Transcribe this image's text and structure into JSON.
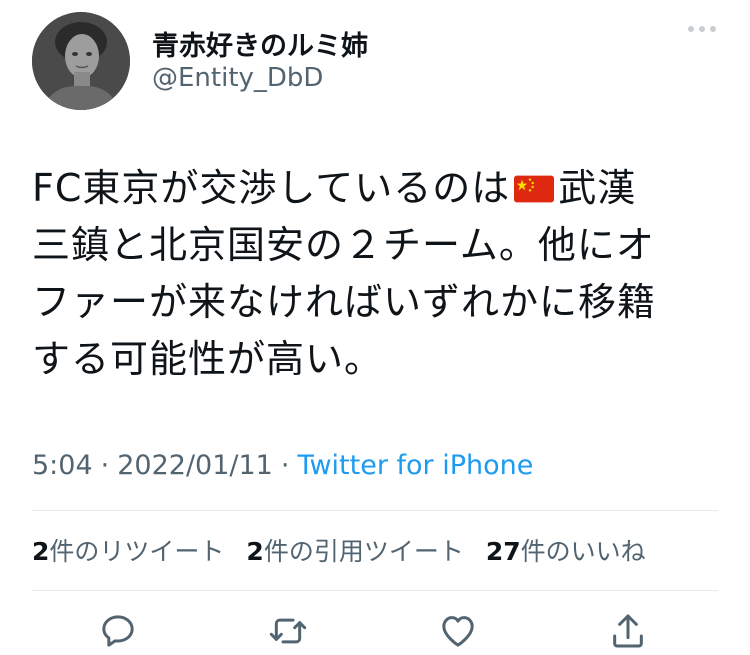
{
  "author": {
    "display_name": "青赤好きのルミ姉",
    "handle": "@Entity_DbD"
  },
  "tweet": {
    "line1_a": "FC東京が交渉しているのは",
    "line1_b": "武漢",
    "line2": "三鎮と北京国安の２チーム。他にオ",
    "line3": "ファーが来なければいずれかに移籍",
    "line4": "する可能性が高い。",
    "flag_icon": "china-flag-icon"
  },
  "meta": {
    "time": "5:04",
    "date": "2022/01/11",
    "separator": "·",
    "source": "Twitter for iPhone"
  },
  "stats": {
    "retweets_count": "2",
    "retweets_label": "件のリツイート",
    "quotes_count": "2",
    "quotes_label": "件の引用ツイート",
    "likes_count": "27",
    "likes_label": "件のいいね"
  },
  "actions": [
    "reply-icon",
    "retweet-icon",
    "like-icon",
    "share-icon"
  ],
  "colors": {
    "text": "#0f1419",
    "secondary": "#536471",
    "link": "#1d9bf0",
    "divider": "#e6e9eb",
    "flag_red": "#de2910",
    "flag_star": "#ffde00"
  }
}
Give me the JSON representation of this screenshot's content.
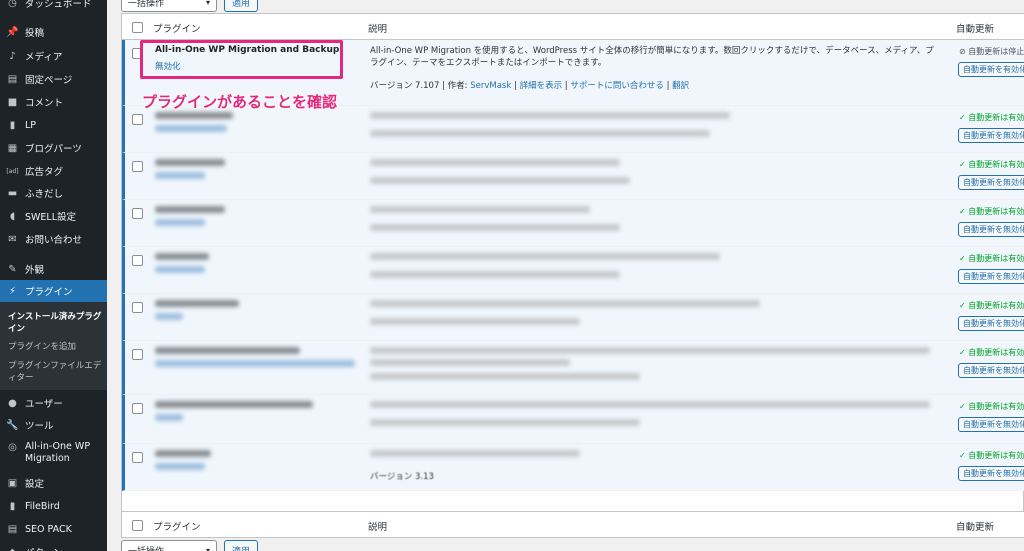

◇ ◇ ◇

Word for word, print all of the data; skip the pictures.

Transcribe this image's text and structure into JSON.
{
  "author": {
    "display_name": "青赤好きのルミ姉",
    "handle": "@Entity_DbD"
  },
  "tweet": {
    "line1_a": "FC東京が交渉しているのは",
    "line1_b": "武漢",
    "line2": "三鎮と北京国安の２チーム。他にオ",
    "line3": "ファーが来なければいずれかに移籍",
    "line4": "する可能性が高い。",
    "flag_icon": "china-flag-icon"
  },
  "meta": {
    "time": "5:04",
    "date": "2022/01/11",
    "separator": "·",
    "source": "Twitter for iPhone"
  },
  "stats": {
    "retweets_count": "2",
    "retweets_label": "件のリツイート",
    "quotes_count": "2",
    "quotes_label": "件の引用ツイート",
    "likes_count": "27",
    "likes_label": "件のいいね"
  },
  "actions": [
    "reply-icon",
    "retweet-icon",
    "like-icon",
    "share-icon"
  ],
  "colors": {
    "text": "#0f1419",
    "secondary": "#536471",
    "link": "#1d9bf0",
    "divider": "#e6e9eb",
    "flag_red": "#de2910",
    "flag_star": "#ffde00"
  }
}
Give me the JSON representation of this screenshot's content.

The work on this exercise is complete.